But the thing that makes me think is the fact that he killed at least one man. He shared several “kills” with various wingmen (i.e. two planes were firing on one enemy aircraft and it is unclear who actually fired the bullets that ripped the plane apart) but on one occasion he found himself alone with a German ME 109 bearing down on a bomber and took the action necessary to blow the plane out of the sky and watch it hurtle to the ground with black smoke pouring out of it. I know he thought about that man, wondered who he was, where he came from, did he leave a wife? He planted a tree to honour him many years later. It reminds me of a line from a song about WWI, “at both ends of the rifle we’re the same.” Sure, he felt bitter about his friends and he watched many of them die, and they all hated “old Hitler” and it was, genuinely, kill or be killed. He expressed a desire to come home and have a ‘go at the Japs” and after the Pacific heated up at the end of 1941 he admits to thinking all the time about home and what will happen if the Japs invade….but he also talks at length about wanting to take an active role after the war to make sure this never happens again and if it does happen again in 25 years time, then that would constitute a betrayal of all those who died willingly so that those who were left could live in freedom. And it keeps happening. Mankind keeps going to war. If it were up to me I would institute a global law that we must do what the tribe in Papua New Guinea do, fight until someone draws first blood, right, you’re the winner, now let’s all go home.

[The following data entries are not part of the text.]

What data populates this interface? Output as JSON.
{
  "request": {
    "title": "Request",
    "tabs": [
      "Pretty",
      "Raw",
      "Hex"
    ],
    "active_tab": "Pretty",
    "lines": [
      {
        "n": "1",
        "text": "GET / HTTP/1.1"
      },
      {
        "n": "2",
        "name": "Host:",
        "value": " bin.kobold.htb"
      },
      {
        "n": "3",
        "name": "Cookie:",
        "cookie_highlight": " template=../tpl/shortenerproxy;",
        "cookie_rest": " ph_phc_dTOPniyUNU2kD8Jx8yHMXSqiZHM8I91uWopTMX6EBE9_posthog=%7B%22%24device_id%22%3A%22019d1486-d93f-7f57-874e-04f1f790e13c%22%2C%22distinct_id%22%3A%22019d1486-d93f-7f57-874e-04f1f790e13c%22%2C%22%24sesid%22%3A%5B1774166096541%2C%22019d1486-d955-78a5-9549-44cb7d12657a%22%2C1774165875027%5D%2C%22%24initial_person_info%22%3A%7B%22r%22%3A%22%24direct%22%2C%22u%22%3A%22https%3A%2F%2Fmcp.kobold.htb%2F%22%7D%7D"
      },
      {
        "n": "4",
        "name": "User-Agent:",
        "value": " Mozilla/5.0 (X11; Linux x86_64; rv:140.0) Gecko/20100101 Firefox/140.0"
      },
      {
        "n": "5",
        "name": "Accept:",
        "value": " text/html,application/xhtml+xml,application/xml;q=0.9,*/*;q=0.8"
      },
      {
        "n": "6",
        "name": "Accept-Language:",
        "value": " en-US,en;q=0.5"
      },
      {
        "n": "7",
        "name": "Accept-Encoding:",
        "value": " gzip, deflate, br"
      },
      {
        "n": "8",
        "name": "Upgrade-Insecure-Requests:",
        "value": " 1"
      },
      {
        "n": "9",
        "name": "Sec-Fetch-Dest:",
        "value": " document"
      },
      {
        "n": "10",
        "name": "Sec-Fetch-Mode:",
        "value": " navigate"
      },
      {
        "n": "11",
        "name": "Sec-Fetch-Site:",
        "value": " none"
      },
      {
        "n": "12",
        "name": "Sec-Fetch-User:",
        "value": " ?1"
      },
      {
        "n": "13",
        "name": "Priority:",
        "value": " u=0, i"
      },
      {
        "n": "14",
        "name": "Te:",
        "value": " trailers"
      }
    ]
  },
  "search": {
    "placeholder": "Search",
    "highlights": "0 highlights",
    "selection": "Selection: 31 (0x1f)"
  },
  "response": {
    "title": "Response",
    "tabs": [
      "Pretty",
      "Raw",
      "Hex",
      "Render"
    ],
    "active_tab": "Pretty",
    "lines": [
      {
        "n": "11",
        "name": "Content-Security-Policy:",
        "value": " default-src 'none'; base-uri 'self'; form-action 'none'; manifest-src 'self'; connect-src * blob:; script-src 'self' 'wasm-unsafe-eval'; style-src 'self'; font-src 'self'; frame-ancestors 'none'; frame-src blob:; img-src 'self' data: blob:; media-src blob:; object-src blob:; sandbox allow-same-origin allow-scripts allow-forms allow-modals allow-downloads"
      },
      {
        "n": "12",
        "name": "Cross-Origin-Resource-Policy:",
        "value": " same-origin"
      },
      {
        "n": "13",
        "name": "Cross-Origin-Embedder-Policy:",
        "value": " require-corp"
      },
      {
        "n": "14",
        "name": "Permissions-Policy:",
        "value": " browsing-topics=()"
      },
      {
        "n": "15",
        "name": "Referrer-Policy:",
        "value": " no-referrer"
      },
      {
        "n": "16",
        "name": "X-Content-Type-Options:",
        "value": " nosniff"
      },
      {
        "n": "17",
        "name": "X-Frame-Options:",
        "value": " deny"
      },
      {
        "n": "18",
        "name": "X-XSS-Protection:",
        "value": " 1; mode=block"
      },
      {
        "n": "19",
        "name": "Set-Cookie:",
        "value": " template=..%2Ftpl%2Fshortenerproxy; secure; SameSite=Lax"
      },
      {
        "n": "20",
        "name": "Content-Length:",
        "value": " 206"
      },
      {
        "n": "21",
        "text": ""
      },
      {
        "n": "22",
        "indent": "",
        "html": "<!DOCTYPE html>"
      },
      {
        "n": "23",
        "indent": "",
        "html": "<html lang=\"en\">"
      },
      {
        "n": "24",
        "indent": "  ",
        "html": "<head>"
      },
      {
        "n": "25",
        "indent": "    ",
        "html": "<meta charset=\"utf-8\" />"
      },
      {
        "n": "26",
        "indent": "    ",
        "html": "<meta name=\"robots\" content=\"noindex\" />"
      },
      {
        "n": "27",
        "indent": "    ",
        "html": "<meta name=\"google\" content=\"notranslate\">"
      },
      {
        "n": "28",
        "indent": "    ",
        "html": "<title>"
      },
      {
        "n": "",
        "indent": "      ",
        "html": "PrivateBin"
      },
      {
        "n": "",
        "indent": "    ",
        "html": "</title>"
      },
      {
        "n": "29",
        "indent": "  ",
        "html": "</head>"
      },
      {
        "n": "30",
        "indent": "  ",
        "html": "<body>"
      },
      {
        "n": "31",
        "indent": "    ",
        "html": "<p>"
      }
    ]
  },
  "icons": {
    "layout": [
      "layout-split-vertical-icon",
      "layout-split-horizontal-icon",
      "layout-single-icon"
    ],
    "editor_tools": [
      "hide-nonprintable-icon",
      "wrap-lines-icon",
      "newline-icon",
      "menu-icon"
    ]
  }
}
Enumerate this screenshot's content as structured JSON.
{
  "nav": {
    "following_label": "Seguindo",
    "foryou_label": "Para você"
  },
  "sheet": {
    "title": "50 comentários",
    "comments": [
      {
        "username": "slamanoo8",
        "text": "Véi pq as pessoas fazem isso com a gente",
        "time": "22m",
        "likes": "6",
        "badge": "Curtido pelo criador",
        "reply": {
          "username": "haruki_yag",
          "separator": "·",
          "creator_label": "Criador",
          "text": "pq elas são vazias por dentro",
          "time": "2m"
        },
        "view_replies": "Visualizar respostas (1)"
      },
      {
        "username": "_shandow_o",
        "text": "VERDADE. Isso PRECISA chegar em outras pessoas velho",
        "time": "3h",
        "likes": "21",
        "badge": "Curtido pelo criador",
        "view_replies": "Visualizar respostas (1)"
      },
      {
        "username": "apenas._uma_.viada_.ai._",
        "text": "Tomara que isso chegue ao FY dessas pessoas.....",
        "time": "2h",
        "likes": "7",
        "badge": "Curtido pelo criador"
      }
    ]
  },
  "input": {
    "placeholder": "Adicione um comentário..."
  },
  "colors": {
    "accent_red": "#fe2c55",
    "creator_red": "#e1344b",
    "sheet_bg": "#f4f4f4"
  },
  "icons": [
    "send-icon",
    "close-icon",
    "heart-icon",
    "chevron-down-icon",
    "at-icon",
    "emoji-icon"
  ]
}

On another note my book of short stories, “Stirred not Shaken” has been accepted into the Smashwords Premiere catalogue as well. That’s good news. It goes out to all the major ebook retailers in a day or two. And it will be free. Hopefully people will find it, read it and maybe want to read the novel too. I am about three days away from finishing, “Our Father’s War” and I shall upload that to Smashwords and Amazon as well, 99 cents at Amazon and free at Smashwords. I am going to print a copy for each of my three brothers and every one of Dad’s grandchildren, so one day they can share it and the knowledge of this brave man will live on. And I want them to know that there was a girl in England who called him “Halsey Palsey”, it is worth reading for that alone.

The young Spitfire pilot